The first move that Theresa made was to monitor her diet. She didn’t completely cut out some temptations, such as chocolate, but she was committed to moderation.

“If I cut it out completely, it would be impossible for me to stick with it but, telling myself I could have some, helps me say no, at least most of the time,” says Theresa.

The second change was to become more active. She started with taking her two little dogs for extra walks, and after awhile, decided she would up the ante and try running.

“I never thought running would appeal to me. It seemed the epitome of boredom. But I decided I would try. Surprise – I loved it!”

To start off, Theresa set a target of five kilometers as the distance she would like to run. At first, she became exhausted after trying to run for even one minute straight and would have to take a breather. That’s where technology kicked in. Theresa found a free app for her smart phone called “Couch to Five K,” which sets bench marks for a person getting back into running or trying it for the first time. It started off with a two minute run, five minute walk cycle, and eventually progressed to the point where Theresa can now complete a warm-up walk of five minutes, run steadily and easily for 30 minutes, and cool down with a walk for five minutes.
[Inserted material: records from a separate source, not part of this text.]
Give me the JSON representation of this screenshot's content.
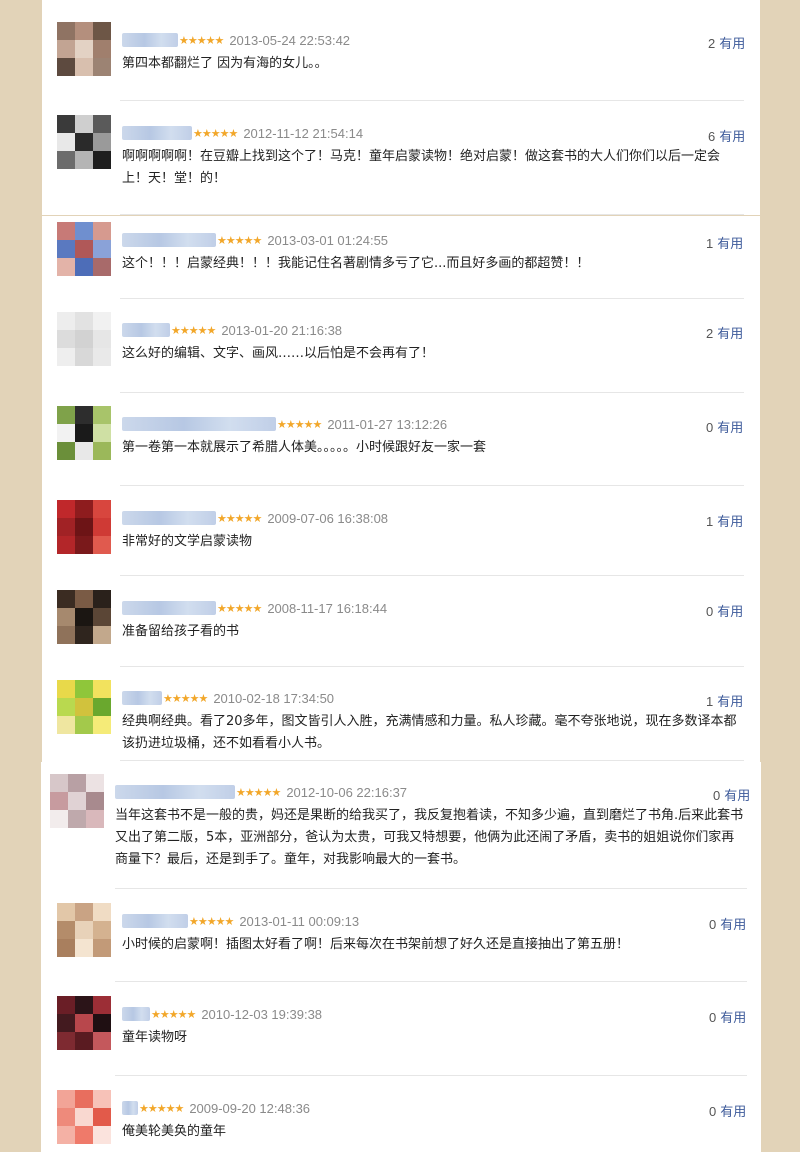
{
  "reviews": [
    {
      "date": "2013-05-24 22:53:42",
      "stars": "★★★★★",
      "useful_count": "2",
      "useful_label": "有用",
      "text": "第四本都翻烂了 因为有海的女儿。。",
      "palette": [
        "#8f7363",
        "#b48f7d",
        "#6d5646",
        "#c2a493",
        "#e3d2c4",
        "#a07f6d",
        "#5d4a3f",
        "#d8bfae",
        "#9c8373"
      ]
    },
    {
      "date": "2012-11-12 21:54:14",
      "stars": "★★★★★",
      "useful_count": "6",
      "useful_label": "有用",
      "text": "啊啊啊啊啊！在豆瓣上找到这个了！马克！童年启蒙读物！绝对启蒙！做这套书的大人们你们以后一定会上！天！堂！的！",
      "palette": [
        "#3a3a3a",
        "#cfcfcf",
        "#5a5a5a",
        "#e8e8e8",
        "#2a2a2a",
        "#9a9a9a",
        "#6c6c6c",
        "#b5b5b5",
        "#1e1e1e"
      ]
    },
    {
      "date": "2013-03-01 01:24:55",
      "stars": "★★★★★",
      "useful_count": "1",
      "useful_label": "有用",
      "text": "这个！！！启蒙经典！！！我能记住名著剧情多亏了它...而且好多画的都超赞！！",
      "palette": [
        "#c77a77",
        "#6f8fcf",
        "#d69a8f",
        "#5a79c0",
        "#b05858",
        "#8aa2d8",
        "#e3b3a8",
        "#4d6db8",
        "#a86a6a"
      ]
    },
    {
      "date": "2013-01-20 21:16:38",
      "stars": "★★★★★",
      "useful_count": "2",
      "useful_label": "有用",
      "text": "这么好的编辑、文字、画风……以后怕是不会再有了！",
      "palette": [
        "#ededed",
        "#e2e2e2",
        "#f1f1f1",
        "#dcdcdc",
        "#d2d2d2",
        "#e6e6e6",
        "#eeeeee",
        "#d8d8d8",
        "#e9e9e9"
      ]
    },
    {
      "date": "2011-01-27 13:12:26",
      "stars": "★★★★★",
      "useful_count": "0",
      "useful_label": "有用",
      "text": "第一卷第一本就展示了希腊人体美。。。。。小时候跟好友一家一套",
      "palette": [
        "#7fa24a",
        "#2d2d2d",
        "#a8c46a",
        "#f2f2f2",
        "#1a1a1a",
        "#cfe0a4",
        "#6b8f3a",
        "#e8e8e8",
        "#9bb85a"
      ]
    },
    {
      "date": "2009-07-06 16:38:08",
      "stars": "★★★★★",
      "useful_count": "1",
      "useful_label": "有用",
      "text": "非常好的文学启蒙读物",
      "palette": [
        "#c0282b",
        "#8e1c1e",
        "#d8463e",
        "#a12225",
        "#6d1416",
        "#cf3a35",
        "#b32629",
        "#7a191b",
        "#e05a4e"
      ]
    },
    {
      "date": "2008-11-17 16:18:44",
      "stars": "★★★★★",
      "useful_count": "0",
      "useful_label": "有用",
      "text": "准备留给孩子看的书",
      "palette": [
        "#3b2c22",
        "#7a5b45",
        "#2a211b",
        "#a6896e",
        "#1b1612",
        "#5b4636",
        "#8f725a",
        "#2f251e",
        "#c2a88c"
      ]
    },
    {
      "date": "2010-02-18 17:34:50",
      "stars": "★★★★★",
      "useful_count": "1",
      "useful_label": "有用",
      "text": "经典啊经典。看了20多年，图文皆引人入胜，充满情感和力量。私人珍藏。毫不夸张地说，现在多数译本都该扔进垃圾桶，还不如看看小人书。",
      "palette": [
        "#e8d94a",
        "#8fc63a",
        "#f2e25e",
        "#b9d94f",
        "#d1c23d",
        "#6aa82e",
        "#efe6a0",
        "#a3c94b",
        "#f5eb78"
      ]
    },
    {
      "date": "2012-10-06 22:16:37",
      "stars": "★★★★★",
      "useful_count": "0",
      "useful_label": "有用",
      "text": "当年这套书不是一般的贵，妈还是果断的给我买了，我反复抱着读，不知多少遍，直到磨烂了书角.后来此套书又出了第二版，5本，亚洲部分，爸认为太贵，可我又特想要，他俩为此还闹了矛盾，卖书的姐姐说你们家再商量下？最后，还是到手了。童年，对我影响最大的一套书。",
      "palette": [
        "#d7c7c9",
        "#b8a0a4",
        "#ece2e3",
        "#c79b9f",
        "#e0d2d4",
        "#a88a8e",
        "#f2ecec",
        "#bfa9ac",
        "#d9b8bb"
      ]
    },
    {
      "date": "2013-01-11 00:09:13",
      "stars": "★★★★★",
      "useful_count": "0",
      "useful_label": "有用",
      "text": "小时候的启蒙啊！插图太好看了啊！后来每次在书架前想了好久还是直接抽出了第五册！",
      "palette": [
        "#e2c7a8",
        "#c9a384",
        "#f0dcc4",
        "#b48c6a",
        "#e8d2b9",
        "#d4b290",
        "#a97f5e",
        "#f4e4d0",
        "#c29a78"
      ]
    },
    {
      "date": "2010-12-03 19:39:38",
      "stars": "★★★★★",
      "useful_count": "0",
      "useful_label": "有用",
      "text": "童年读物呀",
      "palette": [
        "#6a1e26",
        "#2b1418",
        "#9c2e36",
        "#431a1f",
        "#b8474c",
        "#1f0f12",
        "#7e2a31",
        "#5a1b21",
        "#c4585c"
      ]
    },
    {
      "date": "2009-09-20 12:48:36",
      "stars": "★★★★★",
      "useful_count": "0",
      "useful_label": "有用",
      "text": "俺美轮美奂的童年",
      "palette": [
        "#f2a497",
        "#e86e5e",
        "#f7c2b8",
        "#ee8a7b",
        "#f9d8d0",
        "#e25a4a",
        "#f4b1a5",
        "#ef7a6a",
        "#fbe3dd"
      ]
    }
  ]
}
After she was able to successfully run for 30 minutes straight, Theresa needed a new challenge. To keep pushing herself, she decided to enter her first 5km race. She finished the race in just over 37 minutes, something Theresa is very proud of. Now she looks to not only improve her time on the 5km race, but also improve her stamina as she prepares for a half marathon that she will run next year.

Theresa’s drive and determination to meet and exceed her goals is inspiring. She also now attends a gym to lift weights and work out in various other ways to stay fit.

“I got six free sessions with a trainer who didn’t want me running every day,” she says. “I was pretty peeved at first. I had just found something I liked and I was being told not to do it. Of course now I enjoy the gym as much as the running. I don’t have a six pack yet, more like a three and a half pack, but feeling fit is an amazing sensation. I don’t think I have been this fit since I played field hockey for my school – at 14 years old!”

After talking to Theresa and hearing her story, I think the key points to take from her experience are to set an achievable goal, to make a plan on how you will get there (like finding an app or program that guides you through the process or a friend that will push you along), and to put in the work. If you don’t put in the work, you won’t get the results.

Working in the health care industry herself, Theresa believes in promoting healthy choices to others. “We have to do it too. In order to talk the talk, we have to walk the walk,” she says in regards to healthy eating and active living.

I can tell you, Theresa is definitely living up to what she is promoting!

Jonathon Dyck

About Jonathon Dyck

Jonathon is a communications officer at Northern Health. Originally from Airdrie, Alberta, Jonathon has a broadcasting diploma from Mount Royal College in Calgary, Alberta, and a BA with a major in communications from Simon Fraser University in Burnaby, B.C. Jonathon enjoys golf, hockey, curling, hiking, biking, and canoeing. He is also an avid sports fan and attends as many sporting events as humanly possible, including hockey, soccer, baseball, football, rugby, basketball, and lacrosse. (Jonathon no longer works with Northern Health, we wish him all the best.)